• **Your objective**:
Scan the data below for lines holding the word "name", and copy each line found.

Interface dataset entries
**********
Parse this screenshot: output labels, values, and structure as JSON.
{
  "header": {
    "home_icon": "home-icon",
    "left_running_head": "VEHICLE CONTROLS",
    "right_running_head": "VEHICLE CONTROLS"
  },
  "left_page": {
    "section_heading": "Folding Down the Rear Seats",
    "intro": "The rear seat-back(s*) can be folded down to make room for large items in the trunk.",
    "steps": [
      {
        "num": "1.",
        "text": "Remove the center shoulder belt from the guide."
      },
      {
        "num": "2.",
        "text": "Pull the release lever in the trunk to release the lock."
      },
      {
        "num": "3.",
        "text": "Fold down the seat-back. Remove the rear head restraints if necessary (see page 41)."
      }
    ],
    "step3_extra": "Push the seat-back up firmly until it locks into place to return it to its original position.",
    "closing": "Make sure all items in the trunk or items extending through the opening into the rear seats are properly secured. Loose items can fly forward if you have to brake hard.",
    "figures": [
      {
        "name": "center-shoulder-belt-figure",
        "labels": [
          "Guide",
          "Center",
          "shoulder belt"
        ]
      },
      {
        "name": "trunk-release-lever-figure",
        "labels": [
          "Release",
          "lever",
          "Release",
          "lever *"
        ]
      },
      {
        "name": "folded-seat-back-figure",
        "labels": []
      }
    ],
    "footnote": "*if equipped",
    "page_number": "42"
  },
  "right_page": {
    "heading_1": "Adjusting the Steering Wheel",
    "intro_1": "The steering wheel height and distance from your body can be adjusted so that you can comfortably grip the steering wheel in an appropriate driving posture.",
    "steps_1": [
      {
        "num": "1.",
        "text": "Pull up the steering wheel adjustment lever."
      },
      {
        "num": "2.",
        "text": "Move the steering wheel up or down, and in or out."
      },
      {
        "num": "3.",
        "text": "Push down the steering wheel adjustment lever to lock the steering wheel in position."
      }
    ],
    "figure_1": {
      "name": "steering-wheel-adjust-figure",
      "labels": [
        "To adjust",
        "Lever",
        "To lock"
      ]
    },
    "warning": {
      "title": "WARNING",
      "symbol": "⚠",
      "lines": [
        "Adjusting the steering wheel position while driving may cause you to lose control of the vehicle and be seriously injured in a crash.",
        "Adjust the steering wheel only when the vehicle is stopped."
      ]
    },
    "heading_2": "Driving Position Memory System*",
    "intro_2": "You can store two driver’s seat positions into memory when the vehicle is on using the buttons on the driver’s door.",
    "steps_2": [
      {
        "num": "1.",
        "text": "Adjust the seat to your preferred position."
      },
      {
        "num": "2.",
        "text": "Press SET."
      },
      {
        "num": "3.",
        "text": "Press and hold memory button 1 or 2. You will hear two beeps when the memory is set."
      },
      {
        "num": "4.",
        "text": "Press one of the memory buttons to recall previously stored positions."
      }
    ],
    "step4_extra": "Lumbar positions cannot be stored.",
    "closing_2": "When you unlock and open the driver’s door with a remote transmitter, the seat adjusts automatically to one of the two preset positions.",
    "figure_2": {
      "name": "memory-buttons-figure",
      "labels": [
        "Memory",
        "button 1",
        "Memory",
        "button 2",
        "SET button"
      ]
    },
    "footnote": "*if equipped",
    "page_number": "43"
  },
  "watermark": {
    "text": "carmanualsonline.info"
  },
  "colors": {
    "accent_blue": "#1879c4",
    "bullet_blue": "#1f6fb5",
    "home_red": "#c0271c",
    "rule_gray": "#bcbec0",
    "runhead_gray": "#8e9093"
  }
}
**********
• **Solution to the exercise**:
        "name": "center-shoulder-belt-figure",
        "name": "trunk-release-lever-figure",
        "name": "folded-seat-back-figure",
      "name": "steering-wheel-adjust-figure",
      "name": "memory-buttons-figure",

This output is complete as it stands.